Russia could be resuming purchases of its domestic gold to boost its own war chest, which is a short-term bullish driver for the metal, but it is likely only a matter of time before Russia starts selling its gold reserves, said MKS PAMP SA head of metals strategy Nicky Shiels.
“[Russia] will continue to usurp [its] own production of Gold (and Palladium – ‘precious metals’), to bolster the war chest. That’s likely to be viewed as initially bullish by the market (‘panic gold buying’), but the purpose of buying gold (in the domestic market), is to monetize it when required,” Shiels said in a note. “One builds a war chest of this size ($140bn, 74mn oz of Gold) for times like these.”
And the fear of Russia selling its gold reserves in large quantities will weigh heavily on the market going forward, especially if the ruble continues to plunge, Shiels pointed out.
“It’s the impact to sentiment … the fear over potential CB sales may overhang the market after the dust settles/further escalation premium is priced in,” she said. “The RUB is also likely to collapse further, which will also make it even more appetizing to sell metal priced in local currency terms to whoever needs/wants it.”
Russia’s decision to resume gold purchases comes almost two years after its central bank suspended its domestic gold-buying program.

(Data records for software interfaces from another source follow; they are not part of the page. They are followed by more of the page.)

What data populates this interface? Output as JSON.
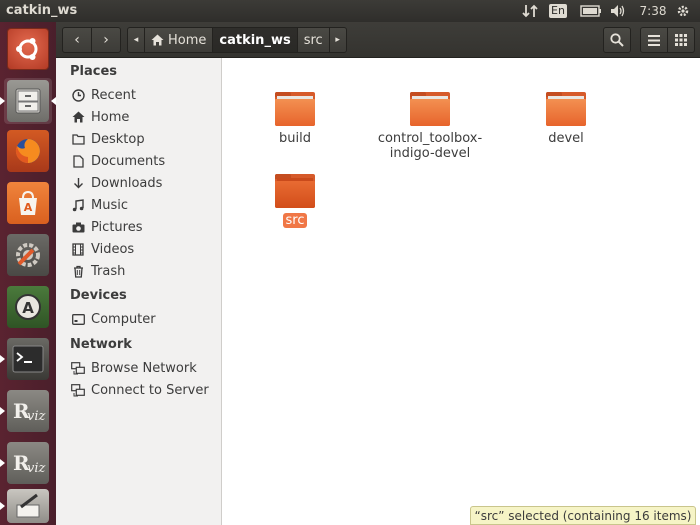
{
  "window": {
    "title": "catkin_ws"
  },
  "panel": {
    "keyboard": "En",
    "clock": "7:38"
  },
  "toolbar": {
    "back": "‹",
    "forward": "›",
    "path": [
      {
        "label": "Home"
      },
      {
        "label": "catkin_ws"
      },
      {
        "label": "src"
      }
    ]
  },
  "sidebar": {
    "places_title": "Places",
    "places": [
      {
        "label": "Recent",
        "icon": "clock-icon"
      },
      {
        "label": "Home",
        "icon": "home-icon"
      },
      {
        "label": "Desktop",
        "icon": "folder-icon"
      },
      {
        "label": "Documents",
        "icon": "document-icon"
      },
      {
        "label": "Downloads",
        "icon": "download-icon"
      },
      {
        "label": "Music",
        "icon": "music-icon"
      },
      {
        "label": "Pictures",
        "icon": "camera-icon"
      },
      {
        "label": "Videos",
        "icon": "film-icon"
      },
      {
        "label": "Trash",
        "icon": "trash-icon"
      }
    ],
    "devices_title": "Devices",
    "devices": [
      {
        "label": "Computer",
        "icon": "drive-icon"
      }
    ],
    "network_title": "Network",
    "network": [
      {
        "label": "Browse Network",
        "icon": "network-icon"
      },
      {
        "label": "Connect to Server",
        "icon": "server-icon"
      }
    ]
  },
  "files": [
    {
      "name": "build"
    },
    {
      "name": "control_toolbox-indigo-devel",
      "line1": "control_toolbox-",
      "line2": "indigo-devel"
    },
    {
      "name": "devel"
    },
    {
      "name": "src",
      "selected": true
    }
  ],
  "status": {
    "text": "“src” selected  (containing 16 items)"
  },
  "colors": {
    "accent": "#e95420",
    "launcher": "#4a1f2b",
    "selection": "#f07746"
  }
}
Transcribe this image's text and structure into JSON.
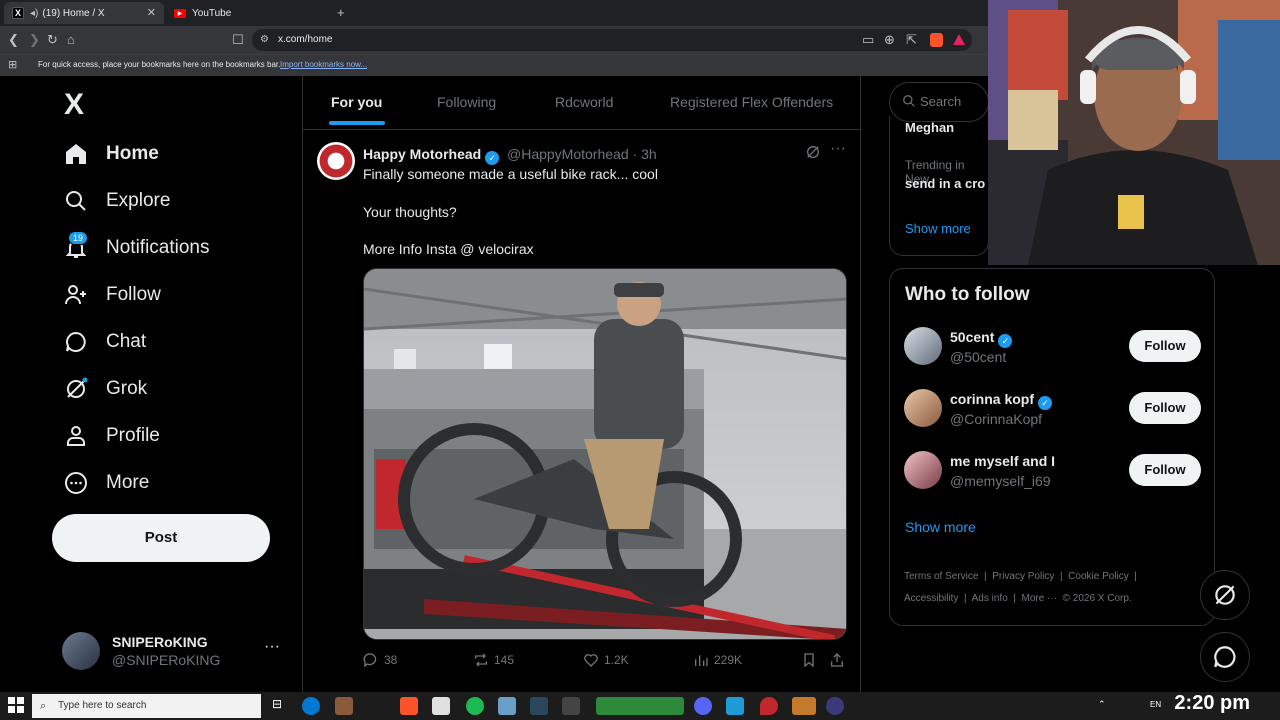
{
  "browser": {
    "tabs": [
      {
        "label": "(19) Home / X",
        "active": true
      },
      {
        "label": "YouTube",
        "active": false
      }
    ],
    "new_tab": "+",
    "url": "x.com/home",
    "bookmarks_hint": "For quick access, place your bookmarks here on the bookmarks bar.",
    "bookmarks_link": "Import bookmarks now..."
  },
  "nav": {
    "logo": "X",
    "items": [
      {
        "label": "Home",
        "icon": "home-icon"
      },
      {
        "label": "Explore",
        "icon": "search-icon"
      },
      {
        "label": "Notifications",
        "icon": "bell-icon"
      },
      {
        "label": "Follow",
        "icon": "follow-icon"
      },
      {
        "label": "Chat",
        "icon": "chat-icon"
      },
      {
        "label": "Grok",
        "icon": "grok-icon"
      },
      {
        "label": "Profile",
        "icon": "profile-icon"
      },
      {
        "label": "More",
        "icon": "more-icon"
      }
    ],
    "notification_count": "19",
    "post_label": "Post",
    "account": {
      "name": "SNIPERoKING",
      "handle": "@SNIPERoKING",
      "more": "···"
    }
  },
  "feed": {
    "tabs": [
      "For you",
      "Following",
      "Rdcworld",
      "Registered Flex Offenders"
    ],
    "tweet": {
      "author": "Happy Motorhead",
      "handle": "@HappyMotorhead",
      "time": "· 3h",
      "lines": [
        "Finally someone made a useful bike rack... cool",
        "Your thoughts?",
        "More Info Insta @ velocirax"
      ],
      "stats": {
        "replies": "38",
        "reposts": "145",
        "likes": "1.2K",
        "views": "229K"
      }
    }
  },
  "right": {
    "search_placeholder": "Search",
    "trend_top": "Meghan",
    "trend_label": "Trending in New",
    "trend_title": "send in a cro",
    "show_more_trends": "Show more",
    "who_to_follow": "Who to follow",
    "suggestions": [
      {
        "name": "50cent",
        "handle": "@50cent",
        "verified": true
      },
      {
        "name": "corinna kopf",
        "handle": "@CorinnaKopf",
        "verified": true
      },
      {
        "name": "me myself and I",
        "handle": "@memyself_i69",
        "verified": false
      }
    ],
    "follow_label": "Follow",
    "show_more_follow": "Show more",
    "footer": {
      "terms": "Terms of Service",
      "privacy": "Privacy Policy",
      "cookie": "Cookie Policy",
      "accessibility": "Accessibility",
      "ads": "Ads info",
      "more": "More ···",
      "copyright": "© 2026 X Corp."
    }
  },
  "taskbar": {
    "search_placeholder": "Type here to search",
    "clock": "2:20 pm",
    "tray_lang": "EN"
  },
  "colors": {
    "accent": "#1d9bf0",
    "background": "#000000",
    "border": "#2f3336"
  }
}
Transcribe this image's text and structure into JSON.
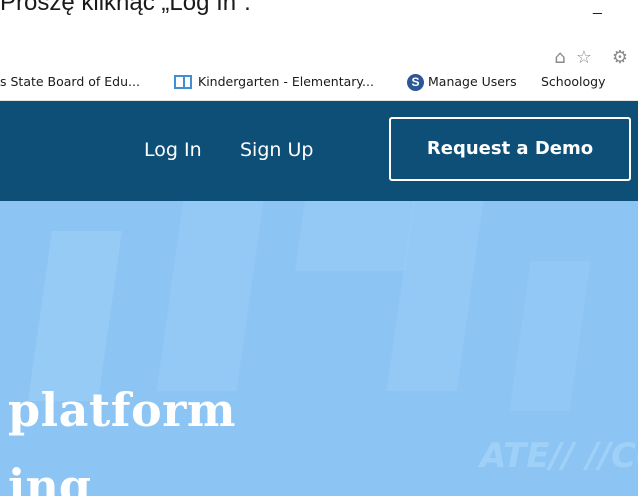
{
  "instruction": {
    "text": "Proszę kliknąć „Log In”.",
    "minimize": "_"
  },
  "toolbar": {
    "icons": [
      {
        "name": "home-icon",
        "glyph": "⌂"
      },
      {
        "name": "favorites-star-icon",
        "glyph": "☆"
      },
      {
        "name": "settings-gear-icon",
        "glyph": "⚙"
      }
    ]
  },
  "favorites": [
    {
      "label": "s State Board of Edu...",
      "icon": "none"
    },
    {
      "label": "Kindergarten - Elementary...",
      "icon": "page-icon"
    },
    {
      "label": "Manage Users",
      "icon": "schoology-s-icon",
      "icon_letter": "S"
    },
    {
      "label": "Schoology",
      "icon": "none"
    }
  ],
  "header": {
    "background": "#0e4f78",
    "login_label": "Log In",
    "signup_label": "Sign Up",
    "demo_label": "Request a Demo"
  },
  "hero": {
    "background": "#8cc5f4",
    "line1": "platform",
    "line2": "ing",
    "watermark": "ATE// //CO"
  }
}
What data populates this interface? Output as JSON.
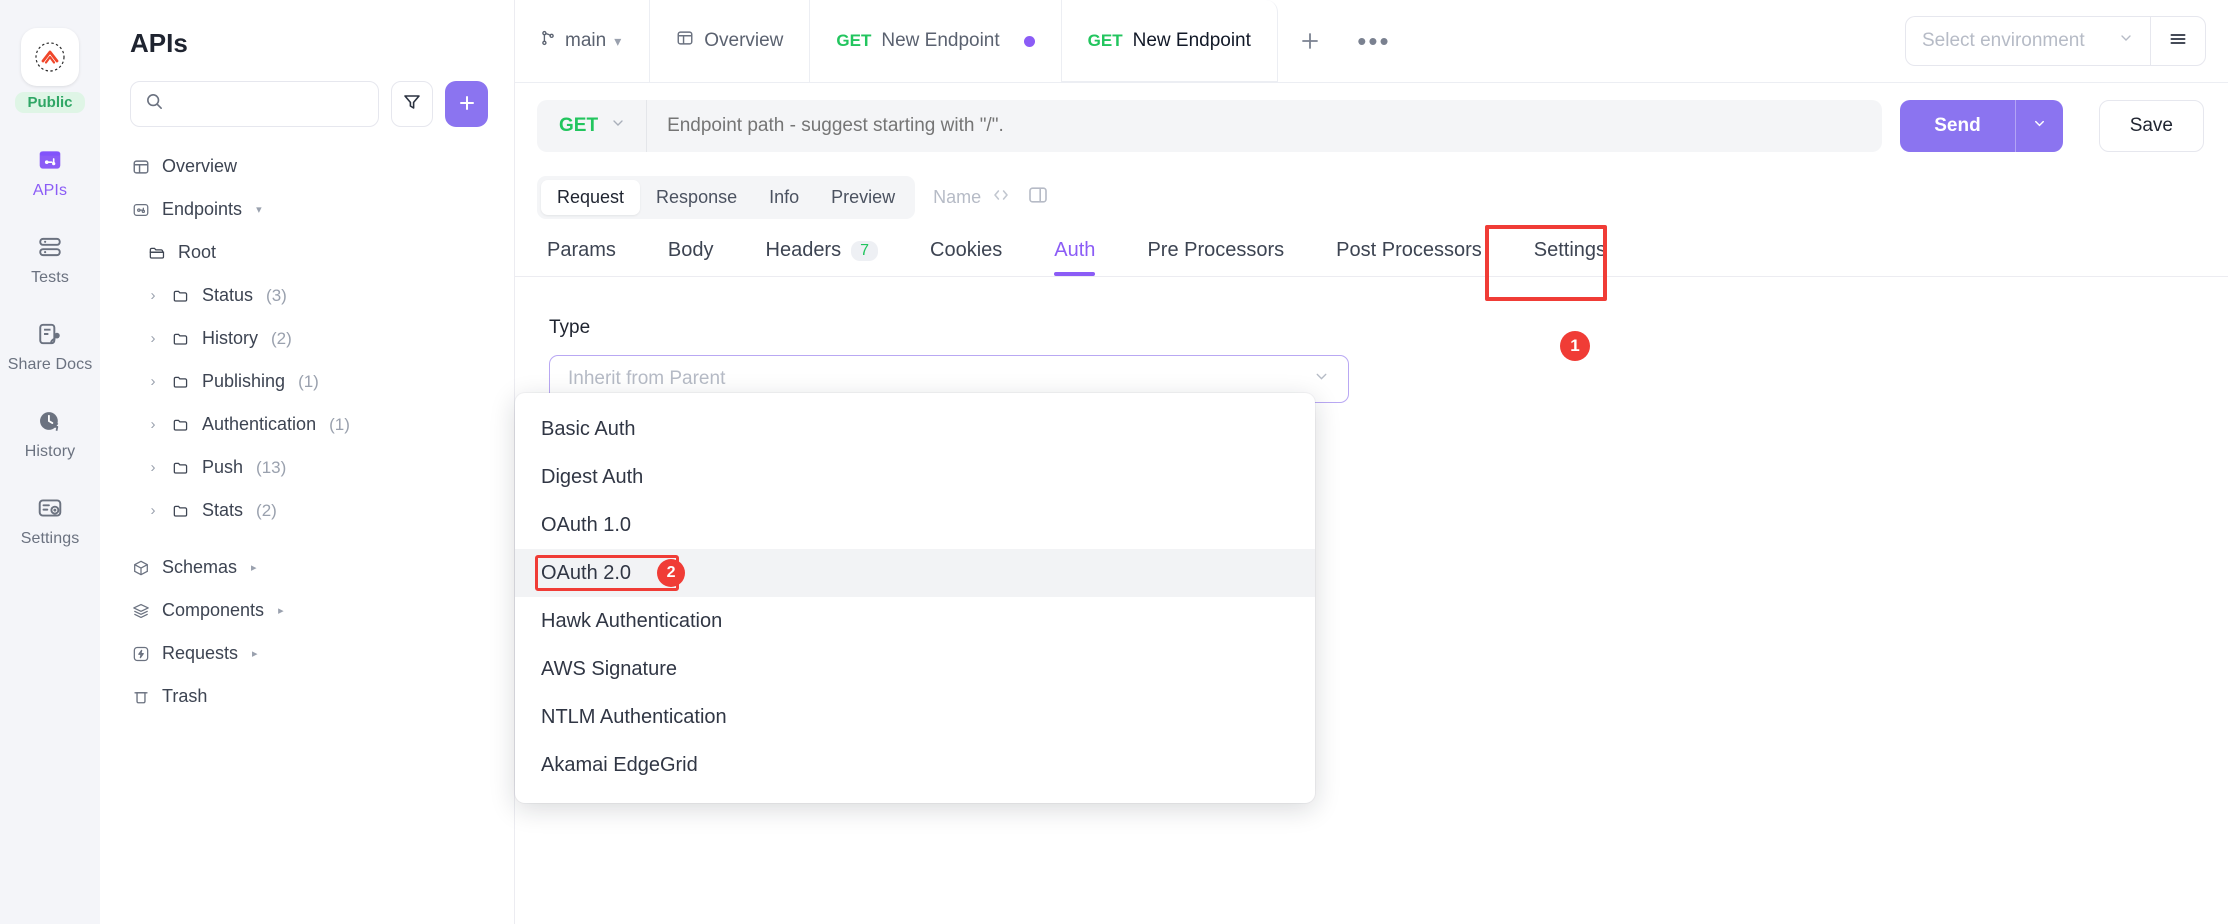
{
  "rail": {
    "workspace_badge": "Public",
    "items": [
      {
        "label": "APIs",
        "icon": "api-icon",
        "active": true
      },
      {
        "label": "Tests",
        "icon": "tests-icon",
        "active": false
      },
      {
        "label": "Share Docs",
        "icon": "share-docs-icon",
        "active": false
      },
      {
        "label": "History",
        "icon": "history-icon",
        "active": false
      },
      {
        "label": "Settings",
        "icon": "settings-icon",
        "active": false
      }
    ]
  },
  "sidebar": {
    "title": "APIs",
    "search_placeholder": "",
    "search_value": "",
    "filter_icon": "filter-icon",
    "add_label": "+",
    "tree": [
      {
        "label": "Overview",
        "icon": "overview-icon",
        "indent": 0,
        "caret": "",
        "count": "",
        "arrow": ""
      },
      {
        "label": "Endpoints",
        "icon": "endpoints-icon",
        "indent": 0,
        "caret": "",
        "count": "",
        "arrow": "▾"
      },
      {
        "label": "Root",
        "icon": "folder-open-icon",
        "indent": 1,
        "caret": "",
        "count": "",
        "arrow": ""
      },
      {
        "label": "Status",
        "icon": "folder-icon",
        "indent": 2,
        "caret": "›",
        "count": "(3)",
        "arrow": ""
      },
      {
        "label": "History",
        "icon": "folder-icon",
        "indent": 2,
        "caret": "›",
        "count": "(2)",
        "arrow": ""
      },
      {
        "label": "Publishing",
        "icon": "folder-icon",
        "indent": 2,
        "caret": "›",
        "count": "(1)",
        "arrow": ""
      },
      {
        "label": "Authentication",
        "icon": "folder-icon",
        "indent": 2,
        "caret": "›",
        "count": "(1)",
        "arrow": ""
      },
      {
        "label": "Push",
        "icon": "folder-icon",
        "indent": 2,
        "caret": "›",
        "count": "(13)",
        "arrow": ""
      },
      {
        "label": "Stats",
        "icon": "folder-icon",
        "indent": 2,
        "caret": "›",
        "count": "(2)",
        "arrow": ""
      },
      {
        "label": "Schemas",
        "icon": "schemas-icon",
        "indent": 0,
        "caret": "",
        "count": "",
        "arrow": "▸"
      },
      {
        "label": "Components",
        "icon": "components-icon",
        "indent": 0,
        "caret": "",
        "count": "",
        "arrow": "▸"
      },
      {
        "label": "Requests",
        "icon": "requests-icon",
        "indent": 0,
        "caret": "",
        "count": "",
        "arrow": "▸"
      },
      {
        "label": "Trash",
        "icon": "trash-icon",
        "indent": 0,
        "caret": "",
        "count": "",
        "arrow": ""
      }
    ]
  },
  "topbar": {
    "branch": "main",
    "tabs": [
      {
        "verb": "",
        "label": "Overview",
        "icon": "overview-icon",
        "dot": false,
        "active": false
      },
      {
        "verb": "GET",
        "label": "New Endpoint",
        "icon": "",
        "dot": true,
        "active": false
      },
      {
        "verb": "GET",
        "label": "New Endpoint",
        "icon": "",
        "dot": false,
        "active": true
      }
    ],
    "new_tab_label": "+",
    "more_label": "•••",
    "environment_placeholder": "Select environment",
    "environment_menu_icon": "hamburger-icon"
  },
  "urlbar": {
    "method": "GET",
    "path_value": "",
    "path_placeholder": "Endpoint path - suggest starting with \"/\".",
    "send_label": "Send",
    "send_caret_icon": "chevron-down-icon",
    "save_label": "Save"
  },
  "view_tabs": {
    "items": [
      "Request",
      "Response",
      "Info",
      "Preview"
    ],
    "active": "Request",
    "name_placeholder": "Name",
    "code_icon": "code-icon",
    "panel_icon": "split-panel-icon",
    "step_badge": "1"
  },
  "request_tabs": {
    "items": [
      {
        "label": "Params",
        "badge": ""
      },
      {
        "label": "Body",
        "badge": ""
      },
      {
        "label": "Headers",
        "badge": "7"
      },
      {
        "label": "Cookies",
        "badge": ""
      },
      {
        "label": "Auth",
        "badge": ""
      },
      {
        "label": "Pre Processors",
        "badge": ""
      },
      {
        "label": "Post Processors",
        "badge": ""
      },
      {
        "label": "Settings",
        "badge": ""
      }
    ],
    "active": "Auth"
  },
  "auth_panel": {
    "type_label": "Type",
    "type_placeholder": "Inherit from Parent",
    "type_value": "",
    "dropdown_open": true,
    "options": [
      {
        "label": "Basic Auth",
        "hover": false,
        "highlight": false,
        "badge": ""
      },
      {
        "label": "Digest Auth",
        "hover": false,
        "highlight": false,
        "badge": ""
      },
      {
        "label": "OAuth 1.0",
        "hover": false,
        "highlight": false,
        "badge": ""
      },
      {
        "label": "OAuth 2.0",
        "hover": true,
        "highlight": true,
        "badge": "2"
      },
      {
        "label": "Hawk Authentication",
        "hover": false,
        "highlight": false,
        "badge": ""
      },
      {
        "label": "AWS Signature",
        "hover": false,
        "highlight": false,
        "badge": ""
      },
      {
        "label": "NTLM Authentication",
        "hover": false,
        "highlight": false,
        "badge": ""
      },
      {
        "label": "Akamai EdgeGrid",
        "hover": false,
        "highlight": false,
        "badge": ""
      }
    ]
  },
  "colors": {
    "accent": "#8b5cf6",
    "accent_button": "#8b74f0",
    "method_get": "#22c55e",
    "annotation_red": "#f03c36",
    "public_badge_bg": "#dff5e6",
    "public_badge_text": "#2fa665"
  }
}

This was at a time when gold prices soared at the onset of the pandemic.
Prior to that, Russia spent years boosting its gold reserves. Last year, the value of Russian gold in its forex reserves had surpassed the country’s U.S. dollar holdings for the first time ever. At the end of June 2020, the country’s total gold reserves as part of the foreign exchange holdings were up at 22.9%.
This represents Russian President Vladimir Putin’s border strategy to de-dollarize the Russian economy and protect it from further sanctions.
According to the latest IMF data, Russia holds nearly 2,300 tonnes of gold as of the end of January — the fifth-biggest sovereign gold owner.